Source data |
__________________________________________________

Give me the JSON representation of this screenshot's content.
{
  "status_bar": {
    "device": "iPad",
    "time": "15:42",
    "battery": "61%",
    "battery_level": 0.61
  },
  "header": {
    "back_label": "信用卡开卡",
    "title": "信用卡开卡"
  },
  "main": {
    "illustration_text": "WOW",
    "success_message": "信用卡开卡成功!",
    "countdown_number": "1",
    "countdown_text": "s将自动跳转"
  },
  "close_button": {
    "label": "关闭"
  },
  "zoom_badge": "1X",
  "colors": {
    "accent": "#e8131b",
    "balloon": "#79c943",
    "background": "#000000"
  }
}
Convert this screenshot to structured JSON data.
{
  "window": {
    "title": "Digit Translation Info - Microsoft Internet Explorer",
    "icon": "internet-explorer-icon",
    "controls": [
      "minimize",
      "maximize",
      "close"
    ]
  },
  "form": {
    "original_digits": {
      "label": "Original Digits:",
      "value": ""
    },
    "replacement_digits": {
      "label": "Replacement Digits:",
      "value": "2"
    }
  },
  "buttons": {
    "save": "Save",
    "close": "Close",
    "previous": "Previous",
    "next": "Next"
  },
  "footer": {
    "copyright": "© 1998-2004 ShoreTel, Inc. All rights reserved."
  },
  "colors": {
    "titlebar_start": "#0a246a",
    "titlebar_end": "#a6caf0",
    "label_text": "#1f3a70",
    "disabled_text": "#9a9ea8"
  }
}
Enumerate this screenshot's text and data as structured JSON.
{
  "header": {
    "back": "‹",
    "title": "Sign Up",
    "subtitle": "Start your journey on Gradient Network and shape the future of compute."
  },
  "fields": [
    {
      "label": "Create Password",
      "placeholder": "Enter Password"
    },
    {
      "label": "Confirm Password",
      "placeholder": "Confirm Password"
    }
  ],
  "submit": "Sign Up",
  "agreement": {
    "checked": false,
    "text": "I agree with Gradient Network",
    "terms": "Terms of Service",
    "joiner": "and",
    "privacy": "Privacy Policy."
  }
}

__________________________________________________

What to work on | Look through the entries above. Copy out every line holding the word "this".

Solved exercise |
Give me the JSON representation of this screenshot's content.
Convert this screenshot to structured JSON data.
Enumerate this screenshot's text and data as structured JSON.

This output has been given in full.